§ **Try it**: Show every line of the material that follows in which the word "text" occurs.

§ **Data supplied**:
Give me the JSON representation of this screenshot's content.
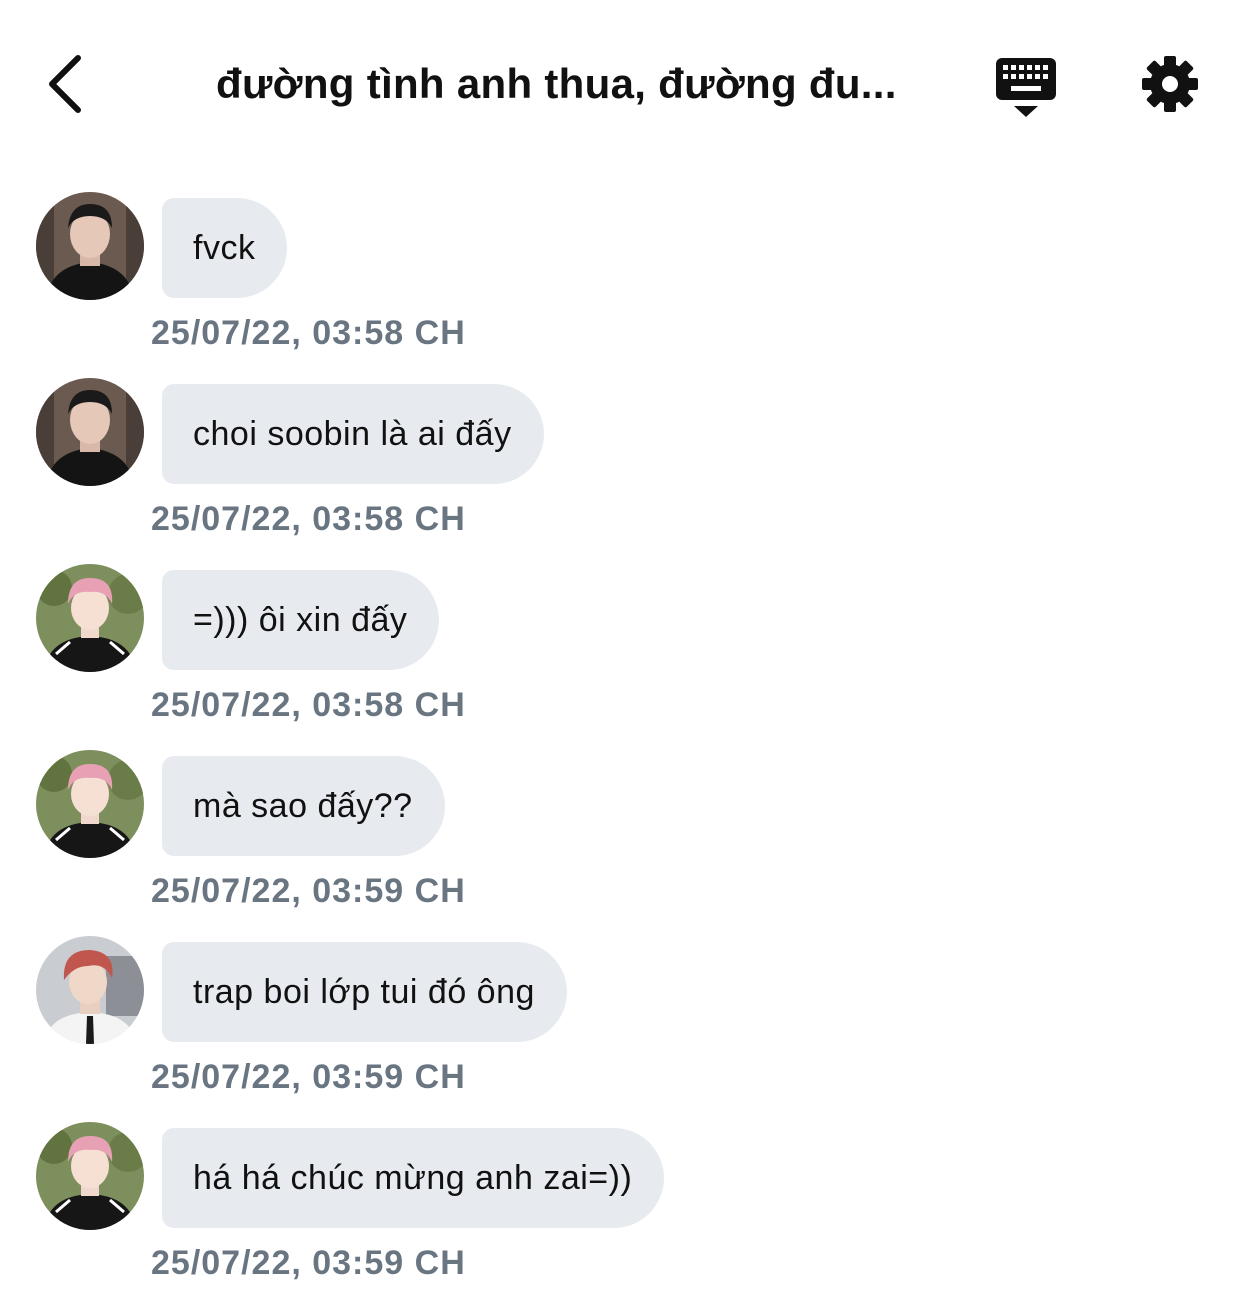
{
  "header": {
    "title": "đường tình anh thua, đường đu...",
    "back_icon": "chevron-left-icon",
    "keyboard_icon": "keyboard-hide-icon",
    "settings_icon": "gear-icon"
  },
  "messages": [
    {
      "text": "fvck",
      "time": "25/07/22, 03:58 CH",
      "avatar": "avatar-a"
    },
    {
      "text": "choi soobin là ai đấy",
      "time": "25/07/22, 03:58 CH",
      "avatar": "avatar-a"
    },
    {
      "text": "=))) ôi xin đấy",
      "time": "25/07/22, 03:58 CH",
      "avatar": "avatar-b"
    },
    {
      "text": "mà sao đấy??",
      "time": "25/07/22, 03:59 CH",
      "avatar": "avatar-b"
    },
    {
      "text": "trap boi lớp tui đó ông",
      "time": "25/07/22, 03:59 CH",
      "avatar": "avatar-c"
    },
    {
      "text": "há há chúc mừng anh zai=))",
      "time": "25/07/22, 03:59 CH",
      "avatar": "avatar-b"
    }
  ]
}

§ **Output**:
      "text": "fvck",
      "text": "choi soobin là ai đấy",
      "text": "=))) ôi xin đấy",
      "text": "mà sao đấy??",
      "text": "trap boi lớp tui đó ông",
      "text": "há há chúc mừng anh zai=))",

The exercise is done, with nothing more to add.